Sway: The Irresistible Pull of Irrational Behavior Ori Brafman has previously co-written The Starfish and the Spider: The Unstoppable Power of Leaderless Organizations along with Rod Beckstrom. I’ve previously mentioned the book a couple of times, and was looking forward to delving into Ori’s new book, Sway: The Irresistible Pull of Irrational Behavior, written with his brother, Rom Brafman.  I was pleased when it arrived by FedEx, and I devoured it pretty quickly.

Comparing well with Blink and The Tipping Point by Malcolm Gladwell, Sway, like Starfish, is well-written and entertaining as the Brafmans explain how people’s judgment is swayed in various contexts.  Recognizing the types of context in which one’s judgment is likely to be swayed can help avert poor decision-making.  As the old saying goes, “forewarned is forearmed.”

Emergent Task Planner — Enhanced!

I’ve previously mentioned David Seah’s Printable CEO Series, which I really like — it has all the hallmarks of a system that’s been designed by someone who has actually used it, and refined it over time. The real gem (imho) of the series is the Emergent Task Planner, which according to David’s blog

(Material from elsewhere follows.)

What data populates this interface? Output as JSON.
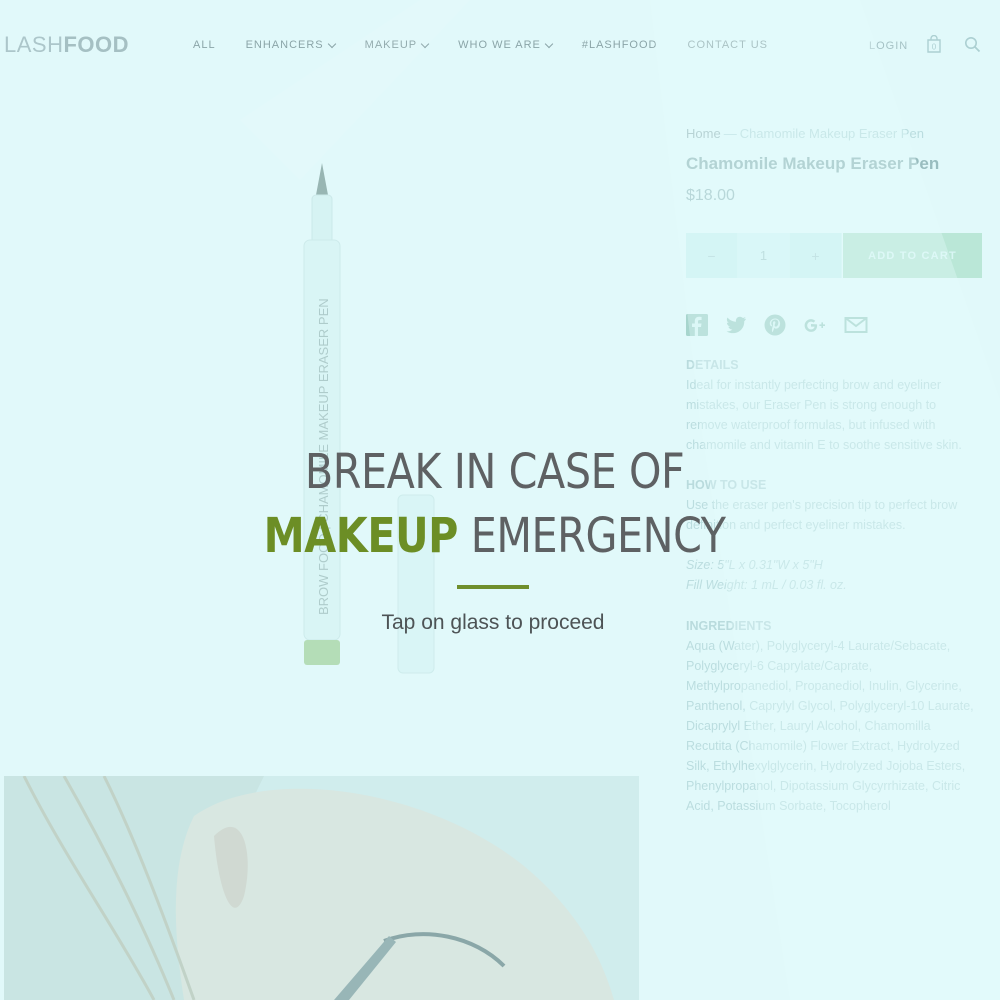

Zen To Done (ZTD): The Ultimate Simple Productivity System

Leo at ZenHabits has taken a stab at simplifying the GTD system with Zen To Done (ZTD): The Ultimate Simple Productivity System. He says,

ZTD captures the essential spirit of the new system: that of simplicity, of a focus on doing, in the here and now, instead of on planning and on the system.

If you’ve been having trouble with GTD, as great as it is, ZTD might be just for you. It focuses on the habit changes necessary for GTD, in a more practical way, and it focuses on doing, on simplifying, and on adding a simple structure….

ZTD attempts to address five problems that many people have with GTD. I should note that GTD isn’t really flawed, and doesn’t really need modification, but everyone is different, and ZTD is a way to customize it to better fit different personality types.

The Value of a Business Book

Earlier this week I was sitting with a colleague at the Prairie Ink Cafe. We were sipping a Lindemans chardonnay and, at one point, pontificating on the subject of business books. “They need to be not significantly more than 200 pages,” I said, with a touch of cynicism. It isn’t that a lengthier treatment of a worthwhile subject will inevitably run out of steam by page 200, it’s just that it may not sell all that well if it’s much longer. People don’t want to read, and I quipped wryly that your average CEO’s attention span was no longer than that.